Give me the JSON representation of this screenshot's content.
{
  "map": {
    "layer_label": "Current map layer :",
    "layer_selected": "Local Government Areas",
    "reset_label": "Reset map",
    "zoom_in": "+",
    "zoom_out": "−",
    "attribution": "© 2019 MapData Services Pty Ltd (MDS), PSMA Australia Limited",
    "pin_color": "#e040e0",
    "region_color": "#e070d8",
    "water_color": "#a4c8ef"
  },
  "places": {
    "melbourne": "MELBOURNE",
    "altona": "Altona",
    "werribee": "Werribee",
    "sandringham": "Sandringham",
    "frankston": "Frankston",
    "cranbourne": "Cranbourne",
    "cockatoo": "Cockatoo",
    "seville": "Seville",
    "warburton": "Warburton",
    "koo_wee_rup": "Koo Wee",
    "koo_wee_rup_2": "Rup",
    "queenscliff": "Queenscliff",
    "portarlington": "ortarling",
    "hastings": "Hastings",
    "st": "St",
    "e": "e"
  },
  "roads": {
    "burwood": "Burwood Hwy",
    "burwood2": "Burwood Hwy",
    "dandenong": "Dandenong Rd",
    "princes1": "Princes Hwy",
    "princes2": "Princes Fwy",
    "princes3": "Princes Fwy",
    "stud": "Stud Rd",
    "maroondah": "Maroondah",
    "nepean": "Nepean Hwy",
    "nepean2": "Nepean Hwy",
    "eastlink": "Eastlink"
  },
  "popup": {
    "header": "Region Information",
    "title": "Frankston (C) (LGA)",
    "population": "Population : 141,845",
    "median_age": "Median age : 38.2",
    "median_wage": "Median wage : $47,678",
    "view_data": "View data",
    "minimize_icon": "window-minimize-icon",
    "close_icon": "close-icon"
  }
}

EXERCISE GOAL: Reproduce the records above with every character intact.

EXERCISE RESPONSE:
Give me the JSON representation of this screenshot's content.
{
  "map": {
    "layer_label": "Current map layer :",
    "layer_selected": "Local Government Areas",
    "reset_label": "Reset map",
    "zoom_in": "+",
    "zoom_out": "−",
    "attribution": "© 2019 MapData Services Pty Ltd (MDS), PSMA Australia Limited",
    "pin_color": "#e040e0",
    "region_color": "#e070d8",
    "water_color": "#a4c8ef"
  },
  "places": {
    "melbourne": "MELBOURNE",
    "altona": "Altona",
    "werribee": "Werribee",
    "sandringham": "Sandringham",
    "frankston": "Frankston",
    "cranbourne": "Cranbourne",
    "cockatoo": "Cockatoo",
    "seville": "Seville",
    "warburton": "Warburton",
    "koo_wee_rup": "Koo Wee",
    "koo_wee_rup_2": "Rup",
    "queenscliff": "Queenscliff",
    "portarlington": "ortarling",
    "hastings": "Hastings",
    "st": "St",
    "e": "e"
  },
  "roads": {
    "burwood": "Burwood Hwy",
    "burwood2": "Burwood Hwy",
    "dandenong": "Dandenong Rd",
    "princes1": "Princes Hwy",
    "princes2": "Princes Fwy",
    "princes3": "Princes Fwy",
    "stud": "Stud Rd",
    "maroondah": "Maroondah",
    "nepean": "Nepean Hwy",
    "nepean2": "Nepean Hwy",
    "eastlink": "Eastlink"
  },
  "popup": {
    "header": "Region Information",
    "title": "Frankston (C) (LGA)",
    "population": "Population : 141,845",
    "median_age": "Median age : 38.2",
    "median_wage": "Median wage : $47,678",
    "view_data": "View data",
    "minimize_icon": "window-minimize-icon",
    "close_icon": "close-icon"
  }
}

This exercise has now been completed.